Origin Story

In 2013, Brian Freeman started the first female-focused dating app, called Wyldfire. The idea was for women to call the shots, and for women to have to allow men onto the app, and it was exactly what the dating industry needed. Brian saw incredible initial success, and was featured on The Today Show, in Glamour, Business Insider, Elle, and more. Wyldfire started a PR frenzy, and it began to catch on.

To launch the app, Brian went from college campus to college campus, and brought on teams of sorority women to help him market the app. The secret to dating apps, insiders know, is to get women on board first, and the male users will follow.

What Brian saw was astounding. He watched as the young women posted about the app on their social media accounts, and saw the downloads pour in. Not only were these real, college-aged women incredible at driving installs, the users were by far the most engaged and had the best retention rates. After seeing the power and influence these real women had, a lightbulb went off, and Brian realized this was bigger than just a dating app. Heartbeat was born.

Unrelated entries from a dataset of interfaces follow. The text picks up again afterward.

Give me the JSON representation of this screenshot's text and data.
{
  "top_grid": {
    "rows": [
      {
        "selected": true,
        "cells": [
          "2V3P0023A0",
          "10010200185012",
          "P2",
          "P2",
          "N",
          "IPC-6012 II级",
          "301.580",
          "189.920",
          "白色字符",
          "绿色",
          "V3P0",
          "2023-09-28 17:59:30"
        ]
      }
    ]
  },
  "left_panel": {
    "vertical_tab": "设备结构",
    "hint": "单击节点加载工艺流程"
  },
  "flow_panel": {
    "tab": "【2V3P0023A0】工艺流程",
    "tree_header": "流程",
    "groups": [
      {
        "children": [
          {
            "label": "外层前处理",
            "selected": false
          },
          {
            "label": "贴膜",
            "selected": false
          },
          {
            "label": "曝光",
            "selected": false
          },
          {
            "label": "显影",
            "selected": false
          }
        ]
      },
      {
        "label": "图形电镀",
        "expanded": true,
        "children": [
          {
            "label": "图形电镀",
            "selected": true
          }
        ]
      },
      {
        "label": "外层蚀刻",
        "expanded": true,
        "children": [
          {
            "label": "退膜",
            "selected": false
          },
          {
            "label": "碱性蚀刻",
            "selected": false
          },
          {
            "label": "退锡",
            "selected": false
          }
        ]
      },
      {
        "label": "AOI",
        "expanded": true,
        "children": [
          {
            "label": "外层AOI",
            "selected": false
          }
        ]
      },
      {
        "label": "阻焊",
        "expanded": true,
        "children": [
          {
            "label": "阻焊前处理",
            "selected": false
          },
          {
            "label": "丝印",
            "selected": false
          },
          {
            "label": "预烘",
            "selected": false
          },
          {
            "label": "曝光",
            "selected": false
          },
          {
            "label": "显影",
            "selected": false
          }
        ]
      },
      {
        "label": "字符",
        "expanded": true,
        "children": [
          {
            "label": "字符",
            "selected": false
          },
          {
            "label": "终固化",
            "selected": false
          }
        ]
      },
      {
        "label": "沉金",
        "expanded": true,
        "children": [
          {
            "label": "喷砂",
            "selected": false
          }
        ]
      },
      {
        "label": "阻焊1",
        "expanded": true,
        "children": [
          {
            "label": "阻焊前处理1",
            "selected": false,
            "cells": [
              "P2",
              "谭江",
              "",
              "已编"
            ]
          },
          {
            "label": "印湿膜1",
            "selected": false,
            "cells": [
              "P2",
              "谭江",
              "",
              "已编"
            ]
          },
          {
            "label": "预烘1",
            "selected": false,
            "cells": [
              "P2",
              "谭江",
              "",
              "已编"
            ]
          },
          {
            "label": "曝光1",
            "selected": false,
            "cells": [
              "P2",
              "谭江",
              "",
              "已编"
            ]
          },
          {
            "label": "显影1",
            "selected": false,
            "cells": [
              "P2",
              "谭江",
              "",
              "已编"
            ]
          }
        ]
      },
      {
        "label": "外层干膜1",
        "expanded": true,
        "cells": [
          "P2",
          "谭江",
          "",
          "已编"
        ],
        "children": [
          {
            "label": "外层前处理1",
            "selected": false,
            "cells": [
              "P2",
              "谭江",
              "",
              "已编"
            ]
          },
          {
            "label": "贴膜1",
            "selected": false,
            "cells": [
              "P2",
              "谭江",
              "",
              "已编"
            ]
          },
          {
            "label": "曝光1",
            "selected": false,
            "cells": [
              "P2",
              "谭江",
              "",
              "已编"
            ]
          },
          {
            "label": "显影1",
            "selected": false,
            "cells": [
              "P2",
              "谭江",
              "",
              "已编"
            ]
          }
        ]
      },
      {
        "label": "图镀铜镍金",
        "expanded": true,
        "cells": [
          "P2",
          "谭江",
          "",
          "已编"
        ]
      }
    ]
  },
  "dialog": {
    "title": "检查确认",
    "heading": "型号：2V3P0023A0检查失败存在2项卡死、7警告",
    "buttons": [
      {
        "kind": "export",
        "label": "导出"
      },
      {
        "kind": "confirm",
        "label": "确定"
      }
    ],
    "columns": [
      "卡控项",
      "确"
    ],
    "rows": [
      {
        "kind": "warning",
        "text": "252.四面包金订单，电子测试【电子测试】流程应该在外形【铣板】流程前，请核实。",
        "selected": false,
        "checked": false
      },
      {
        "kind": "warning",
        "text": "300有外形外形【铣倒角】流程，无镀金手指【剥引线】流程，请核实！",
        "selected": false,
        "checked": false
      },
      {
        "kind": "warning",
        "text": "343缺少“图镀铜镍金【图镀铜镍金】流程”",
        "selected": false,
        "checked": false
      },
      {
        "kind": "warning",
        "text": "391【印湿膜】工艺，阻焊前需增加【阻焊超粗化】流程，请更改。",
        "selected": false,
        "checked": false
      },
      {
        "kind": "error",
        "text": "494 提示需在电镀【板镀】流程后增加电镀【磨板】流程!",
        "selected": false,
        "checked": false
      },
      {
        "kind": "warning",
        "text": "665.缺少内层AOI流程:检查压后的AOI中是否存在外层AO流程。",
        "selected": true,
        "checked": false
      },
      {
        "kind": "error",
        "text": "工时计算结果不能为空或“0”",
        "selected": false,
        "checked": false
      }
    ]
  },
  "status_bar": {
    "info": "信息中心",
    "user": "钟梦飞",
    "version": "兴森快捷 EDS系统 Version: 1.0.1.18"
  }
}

Brian hypothesized that if he could aggregate the voices of all of the young women out there, he could create marketing campaigns that were unparalleled in their authenticity and success. Wondering how he could scale such a huge undertaking, he brought on an expert, Jim Mulhearn. Jim was the creator of a hugely successful ambassador network in the music industry, called the Street Network. One of the youngest executives ever at Warner Music, Jim was responsible for the social media and commercial success of bands like My Chemical Romance via growth hacking and innovative social media techniques. When he met Brian, he knew he could build a similar network of millennial women, uniting them around something truly meaningful. Soon after, the team brought on Kate, who would help with growth and leading the charge around female empowerment.

The Heartbeat team began to test whether the idea would resonate with millennial women and the brands who were trying to reach them. Would people believe that real women — not influencers or bloggers or celebrities — could effect change on the same massive scale that other marketing channels could? Would women be willing to provide authentic recommendations about things they love and take action for those brands? As it turns out, the Heartbeat team was right.

A single golf clap? Or a long standing ovation?

By clapping more or less, you can signal to us which stories really stand out.